WHAT YOU WILL DO: Whenever a line below includes the word "Helped", copy that line.

EXERCISE DATA:
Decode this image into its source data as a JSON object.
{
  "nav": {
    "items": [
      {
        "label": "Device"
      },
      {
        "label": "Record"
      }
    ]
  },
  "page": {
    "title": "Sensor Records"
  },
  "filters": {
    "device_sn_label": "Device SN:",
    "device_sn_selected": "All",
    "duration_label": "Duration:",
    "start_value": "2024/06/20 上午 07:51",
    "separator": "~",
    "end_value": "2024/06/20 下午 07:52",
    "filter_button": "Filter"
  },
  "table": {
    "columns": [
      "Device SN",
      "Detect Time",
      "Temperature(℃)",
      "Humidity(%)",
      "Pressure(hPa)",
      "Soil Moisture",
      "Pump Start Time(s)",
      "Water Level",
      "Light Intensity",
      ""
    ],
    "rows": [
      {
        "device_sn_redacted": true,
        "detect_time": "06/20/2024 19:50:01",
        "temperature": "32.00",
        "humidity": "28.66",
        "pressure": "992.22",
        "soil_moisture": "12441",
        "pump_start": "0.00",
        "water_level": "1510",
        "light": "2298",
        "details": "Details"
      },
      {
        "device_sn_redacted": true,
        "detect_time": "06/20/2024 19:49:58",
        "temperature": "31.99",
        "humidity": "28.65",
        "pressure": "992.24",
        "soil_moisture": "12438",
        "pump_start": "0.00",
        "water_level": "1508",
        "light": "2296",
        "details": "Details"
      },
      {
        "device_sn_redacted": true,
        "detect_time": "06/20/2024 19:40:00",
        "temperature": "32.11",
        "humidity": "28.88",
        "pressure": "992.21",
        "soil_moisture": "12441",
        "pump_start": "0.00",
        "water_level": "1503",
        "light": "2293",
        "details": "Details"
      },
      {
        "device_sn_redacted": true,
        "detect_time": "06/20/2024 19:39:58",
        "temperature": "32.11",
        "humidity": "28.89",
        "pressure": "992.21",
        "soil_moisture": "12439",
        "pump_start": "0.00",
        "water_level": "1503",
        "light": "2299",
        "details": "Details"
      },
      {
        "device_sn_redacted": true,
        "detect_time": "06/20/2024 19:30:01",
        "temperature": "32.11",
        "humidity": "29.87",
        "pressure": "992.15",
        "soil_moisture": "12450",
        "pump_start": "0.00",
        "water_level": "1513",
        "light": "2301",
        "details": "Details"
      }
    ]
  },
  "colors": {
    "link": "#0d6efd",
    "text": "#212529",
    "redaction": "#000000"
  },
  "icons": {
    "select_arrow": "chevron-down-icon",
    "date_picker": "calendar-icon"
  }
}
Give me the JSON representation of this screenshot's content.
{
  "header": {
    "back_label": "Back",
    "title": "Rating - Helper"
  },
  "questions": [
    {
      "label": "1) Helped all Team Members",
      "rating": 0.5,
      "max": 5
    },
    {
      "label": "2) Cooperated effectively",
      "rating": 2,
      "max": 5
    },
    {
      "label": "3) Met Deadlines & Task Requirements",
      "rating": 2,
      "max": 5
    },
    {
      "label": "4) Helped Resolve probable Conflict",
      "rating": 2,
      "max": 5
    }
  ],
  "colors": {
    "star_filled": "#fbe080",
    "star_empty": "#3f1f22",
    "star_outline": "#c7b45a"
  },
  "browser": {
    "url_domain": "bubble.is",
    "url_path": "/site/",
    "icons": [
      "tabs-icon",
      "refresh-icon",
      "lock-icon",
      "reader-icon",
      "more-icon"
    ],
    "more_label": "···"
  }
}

ANSWER SECTION:
      "label": "1) Helped all Team Members",
      "label": "4) Helped Resolve probable Conflict",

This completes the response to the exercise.